From my limited experience I would have thought Arcam and Rega are better for classical, jazz, vocals and pop rather than hard rock. I tend to agree about RK and MF .
It would have been totally impractical to have done so, as this equipment has been heard in a variety of situations like shows and musical evenings.
Instead of getting hung up on all this testing, I have gone out and experienced stuff first hand (for nearly 40 years). FWIW. I am certainly not claiming to have a monoply on the truth, but at least i have generally heard the stuff that I talk about.
I try to make my contribution proactive, positive, supportive and relevant...but personal bias always creeps in.
I wouldn't disagree.....as this is more where my taste lies, which colours my judgement.
The two groups on here will never agree ie Accuracy to the recording vs Accuracy to the real thing (Neutral vs Natural, as I like to call it...which i know is a little simplistic).
I've got a revelutionary idea... how about amps with tone controls?
For years I've had amps without, constantly struggling to fine one that just sounds right and now I've come full circle I wouldn't be without them.
Accuphase E350 amp, Electrocompaniet EMC1UP CDP, Siltech 25th Classic anniversary 330I XLR Harbeth Super HL5 on Sound Anchor Quod ELS63 stands, Chord Odessey2 speaker cable. Grado SR60 headphones.
I have tone controls but never use them, always use the direct button.

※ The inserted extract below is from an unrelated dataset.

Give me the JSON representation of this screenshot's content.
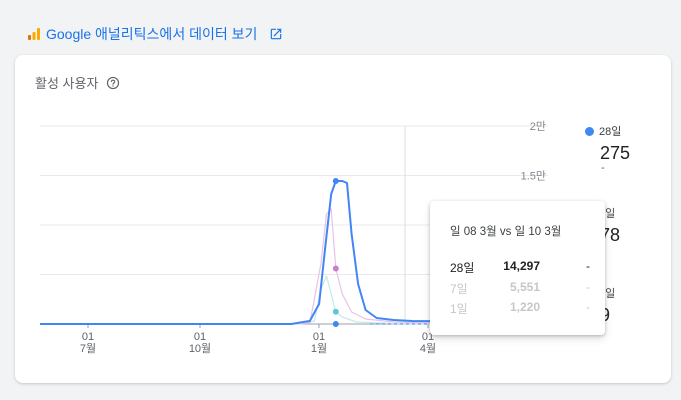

But if I didn't have them?
I really don't get what you're saying - surely the recording engineers objective is to get as close as possible to the real thing therefore accuracy to the recording is the same as accuracy to the real thing?
Additionally, any non acoustic music is amplified anyway; on live gigs the music, including acoustic is amplified and played through the PA so what are you trying to achieve? What is the real thing? The live sound is dictated by the acoustics of the venue, they are all different and the job of the sound engineer is to remove as much of that 'difference' as he can.
© 2013 Haymarket Publishing